Even where the proposed commutation exercise does not fall strictly within its scope, trustees may wish to consider whether they should nonetheless follow the spirit of the Pensions Regulator’s guidance.

Additionally, the Incentive Exercises Monitoring Board has published a voluntary code of good practice for employers and trustees dealing with incentive exercises, which was revised in January 2016. This code applies to incentive offers made to members and so should also be considered if an incentive exercise is undertaken.

A member’s contracted-out benefits under a DB scheme may be commuted as part of a TCLS or a SLS. A member’s contracted-out rights may only be commuted before the date the GMP comes into payment (GMP age) if the GMP is revalued by fixed rate revaluation.

Prior to the abolition of contracting out, where the pension being commuted included GMP, notional fixed rate revaluation was applied up to a member’s GMP age to determine whether the amount being commuted was within the relevant commutation limit. However, the lump sum actually paid only included revaluation up to the date of commutation.

The legislation in force following the abolition of contracting out, although intended to replicate the previous legislation, has omitted some wording, which raises questions around whether the lump sum actually paid does have to include an amount representing fixed rate revaluation between the date of commutation and GMP age. The position has yet to be clarified by the Government.

Commuting pension benefits can be advantageous for scheme employers and for the relevant members, although caution should be exercised and advice sought to ensure that payments are made in accordance with relevant legislation and guidance, as well as the scheme’s rules.

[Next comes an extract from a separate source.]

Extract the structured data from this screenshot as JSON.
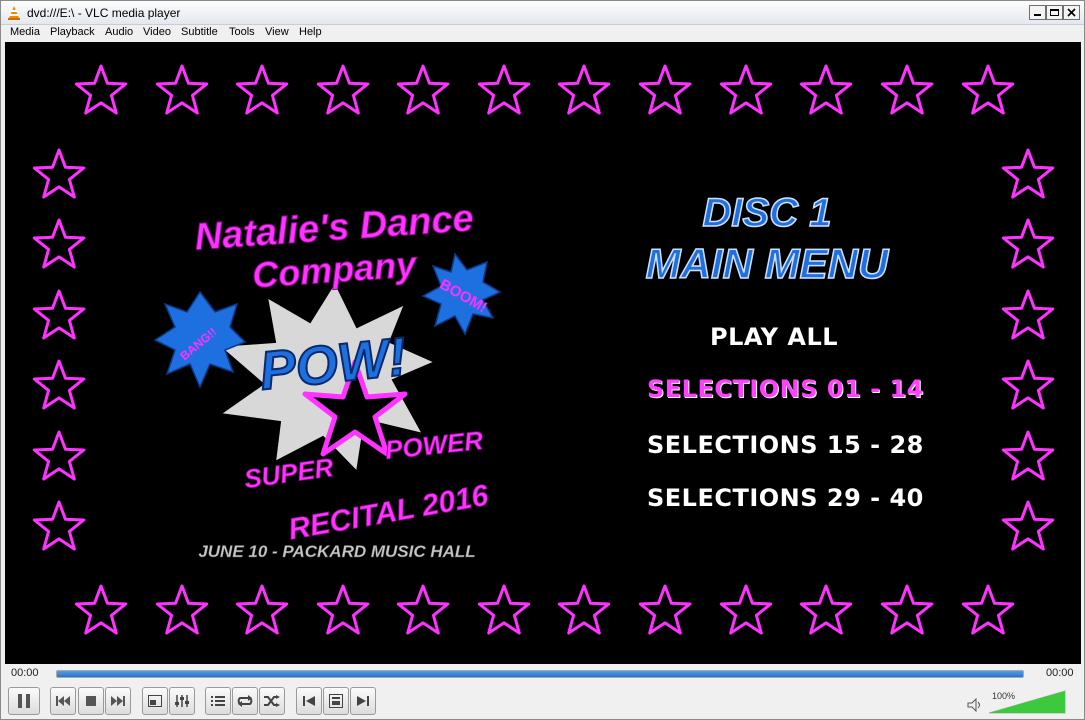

In light of the growing trend to encourage individuals to access their pension benefits flexibly, the number of individuals wishing to access their benefits through an authorised lump sum is likely to increase, and employers and trustees should be prepared to deal with such requests.